INSTRUCTIONS FOR THE TASK: Scan the entries below for the word "Notifications" and copy every line where it turns up.

RECORDS FOR THE EXERCISE:
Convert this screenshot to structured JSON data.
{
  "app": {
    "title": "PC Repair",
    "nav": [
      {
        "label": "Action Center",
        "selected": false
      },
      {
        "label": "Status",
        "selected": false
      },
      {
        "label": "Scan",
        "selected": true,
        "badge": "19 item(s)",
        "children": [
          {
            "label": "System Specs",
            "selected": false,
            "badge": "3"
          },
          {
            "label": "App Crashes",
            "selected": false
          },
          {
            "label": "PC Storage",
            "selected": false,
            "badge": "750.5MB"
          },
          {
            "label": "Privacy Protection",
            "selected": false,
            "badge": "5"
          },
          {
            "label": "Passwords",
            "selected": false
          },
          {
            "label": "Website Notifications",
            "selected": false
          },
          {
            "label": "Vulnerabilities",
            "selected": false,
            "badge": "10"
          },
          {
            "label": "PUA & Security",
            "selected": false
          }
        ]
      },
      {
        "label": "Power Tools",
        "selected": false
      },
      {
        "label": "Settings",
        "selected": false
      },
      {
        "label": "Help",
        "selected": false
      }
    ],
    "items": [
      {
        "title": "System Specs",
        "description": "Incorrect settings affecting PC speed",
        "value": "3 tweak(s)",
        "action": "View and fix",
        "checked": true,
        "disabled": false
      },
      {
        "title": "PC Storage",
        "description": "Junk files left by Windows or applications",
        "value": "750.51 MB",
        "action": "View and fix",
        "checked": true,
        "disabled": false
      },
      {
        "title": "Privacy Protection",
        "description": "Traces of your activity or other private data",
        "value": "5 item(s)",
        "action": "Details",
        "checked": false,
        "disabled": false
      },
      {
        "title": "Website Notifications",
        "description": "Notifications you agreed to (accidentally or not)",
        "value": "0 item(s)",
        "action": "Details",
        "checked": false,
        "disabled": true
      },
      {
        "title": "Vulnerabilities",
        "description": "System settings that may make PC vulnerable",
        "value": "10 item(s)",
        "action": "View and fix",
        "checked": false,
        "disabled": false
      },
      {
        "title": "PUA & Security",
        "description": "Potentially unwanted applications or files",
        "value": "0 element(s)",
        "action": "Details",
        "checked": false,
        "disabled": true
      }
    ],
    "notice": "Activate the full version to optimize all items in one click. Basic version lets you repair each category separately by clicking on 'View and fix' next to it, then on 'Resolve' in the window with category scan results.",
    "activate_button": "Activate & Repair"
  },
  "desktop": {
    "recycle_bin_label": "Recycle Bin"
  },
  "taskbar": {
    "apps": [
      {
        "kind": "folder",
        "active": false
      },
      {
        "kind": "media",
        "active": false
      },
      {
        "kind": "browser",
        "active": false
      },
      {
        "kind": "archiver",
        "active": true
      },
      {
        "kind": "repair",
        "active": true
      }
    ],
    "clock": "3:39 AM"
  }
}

FINISHED TASK:
            "label": "Website Notifications",
        "title": "Website Notifications",
        "description": "Notifications you agreed to (accidentally or not)",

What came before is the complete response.